[Records for this exercise]

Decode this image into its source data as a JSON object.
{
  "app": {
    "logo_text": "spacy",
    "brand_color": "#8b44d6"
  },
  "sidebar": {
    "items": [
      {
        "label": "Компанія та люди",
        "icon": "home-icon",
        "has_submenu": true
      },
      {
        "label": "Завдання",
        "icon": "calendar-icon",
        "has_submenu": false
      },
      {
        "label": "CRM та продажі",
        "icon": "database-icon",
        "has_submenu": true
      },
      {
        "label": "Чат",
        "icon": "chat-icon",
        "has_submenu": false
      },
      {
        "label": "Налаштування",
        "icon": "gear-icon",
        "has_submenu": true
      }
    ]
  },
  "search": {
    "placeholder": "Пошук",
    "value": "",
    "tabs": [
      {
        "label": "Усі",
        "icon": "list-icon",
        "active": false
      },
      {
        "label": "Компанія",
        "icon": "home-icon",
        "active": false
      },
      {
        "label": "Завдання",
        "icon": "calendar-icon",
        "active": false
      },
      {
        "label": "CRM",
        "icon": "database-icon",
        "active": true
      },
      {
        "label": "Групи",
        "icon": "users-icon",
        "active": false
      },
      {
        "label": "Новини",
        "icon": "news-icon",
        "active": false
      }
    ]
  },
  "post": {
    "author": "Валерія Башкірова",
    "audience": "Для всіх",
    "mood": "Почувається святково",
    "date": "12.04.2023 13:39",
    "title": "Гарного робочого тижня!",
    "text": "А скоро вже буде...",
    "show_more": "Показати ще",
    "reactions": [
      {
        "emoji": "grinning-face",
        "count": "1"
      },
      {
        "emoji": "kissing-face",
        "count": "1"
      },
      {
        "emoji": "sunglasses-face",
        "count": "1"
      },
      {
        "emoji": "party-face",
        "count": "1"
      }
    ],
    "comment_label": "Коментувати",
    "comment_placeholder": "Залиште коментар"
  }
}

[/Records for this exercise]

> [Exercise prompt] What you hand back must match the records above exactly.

> [Expected answer]
Decode this image into its source data as a JSON object.
{
  "app": {
    "logo_text": "spacy",
    "brand_color": "#8b44d6"
  },
  "sidebar": {
    "items": [
      {
        "label": "Компанія та люди",
        "icon": "home-icon",
        "has_submenu": true
      },
      {
        "label": "Завдання",
        "icon": "calendar-icon",
        "has_submenu": false
      },
      {
        "label": "CRM та продажі",
        "icon": "database-icon",
        "has_submenu": true
      },
      {
        "label": "Чат",
        "icon": "chat-icon",
        "has_submenu": false
      },
      {
        "label": "Налаштування",
        "icon": "gear-icon",
        "has_submenu": true
      }
    ]
  },
  "search": {
    "placeholder": "Пошук",
    "value": "",
    "tabs": [
      {
        "label": "Усі",
        "icon": "list-icon",
        "active": false
      },
      {
        "label": "Компанія",
        "icon": "home-icon",
        "active": false
      },
      {
        "label": "Завдання",
        "icon": "calendar-icon",
        "active": false
      },
      {
        "label": "CRM",
        "icon": "database-icon",
        "active": true
      },
      {
        "label": "Групи",
        "icon": "users-icon",
        "active": false
      },
      {
        "label": "Новини",
        "icon": "news-icon",
        "active": false
      }
    ]
  },
  "post": {
    "author": "Валерія Башкірова",
    "audience": "Для всіх",
    "mood": "Почувається святково",
    "date": "12.04.2023 13:39",
    "title": "Гарного робочого тижня!",
    "text": "А скоро вже буде...",
    "show_more": "Показати ще",
    "reactions": [
      {
        "emoji": "grinning-face",
        "count": "1"
      },
      {
        "emoji": "kissing-face",
        "count": "1"
      },
      {
        "emoji": "sunglasses-face",
        "count": "1"
      },
      {
        "emoji": "party-face",
        "count": "1"
      }
    ],
    "comment_label": "Коментувати",
    "comment_placeholder": "Залиште коментар"
  }
}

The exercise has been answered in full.